Outlook Web Access and Gmail

All my company email sits on an Exchange server, which comes complete with a web client for accessing my email from any web browser.  If I insist on the thick client, Outlook is installed on most of the company laptops and configuration of my account is 5 minute exercise.  I use Gmail for all my personal mail and never have to worry about loosing my email or servers going down.  On the rare occasion that the company Exchange server goes down, I have my personal email to fall back on if I need to (who doesn’t?).

GTD with ClearContext

I use ClearContext to arrange my inbox within Outlook.  CC uses folders within my inbox, so I don’t have to worry about carting around backups of my settings.  If I choose not to install CC on a loaner laptop, I can still work with my email because filed messages live in Exchange folders and I can put aside new inbox email for filing later when I get back to my laptop – left at home.


I am never ever caught out talking to a client without notes from previous meetings.  I know a lot of people like to use One Note, but if you use EN your notes are available on the web, phone, or any other computer (Windows and Mac) that you choose to install the application.  My notes synchronize in a few minutes and I’m up and running.

Drop Box

A well thought out product that synchronizes files across computers and in the cloud.  I use this application on all my computers, and the UI is a simple folder on my desktop – I drag all my files to the special drop box folder and have peace of mind that my files are available on all other computers, or via the web interface.


Using both Communicator (corporate) and MSN (personal), I am able to stay in touch with clients, colleagues and friends.  Both applications install in minutes and require no setup for me to get back online.

SharePoint and Colligo Contributor

My work primarily involves SharePoint, so I would be amiss if I didn’t eat my own dog food.  My employer has a nice extranet where I can always access client work in progress, RFP work etc – it’s policy that all work is stored on our extranet.  With Colligo Contributor – an application that works much like Groove, only better – I can keep a cached version of files on any PC, so if I loose network access I can carry on working on a local copy of my files stored in SharePoint.


Say what?

A work day in the office is a little dull if I cannot listen to my favorite tunes whilst working.  Using Pandora – an Internet streaming radio service – I can continue listening from any web enabled computer.

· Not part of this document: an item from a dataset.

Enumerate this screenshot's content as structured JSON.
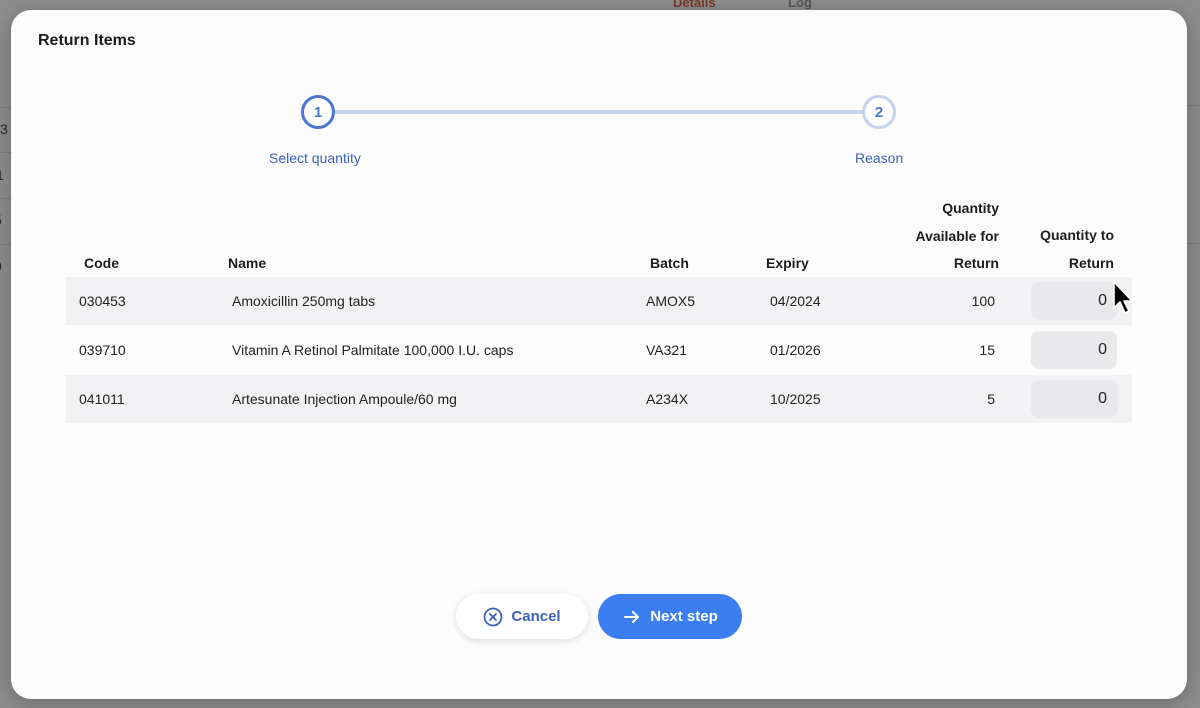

X-Lite is a SIP VOIP client, an my employer uses VOIP.  So if I want to take a call from Starbucks, the road (using mobile broadband), abroad, or a client office, it’s no big deal.  The recipient of my call doesn’t know I’m not calling from the office.

So… Flexibility in a nutshell.  If you’ve not done so already, it’s time to cut the chord from your working computer and get into a portable mentality.  You’ll need support from your employer (something to consider asking in your next job interview), but if you can convince them and it’ll make you more productive – it’s worth any overhead.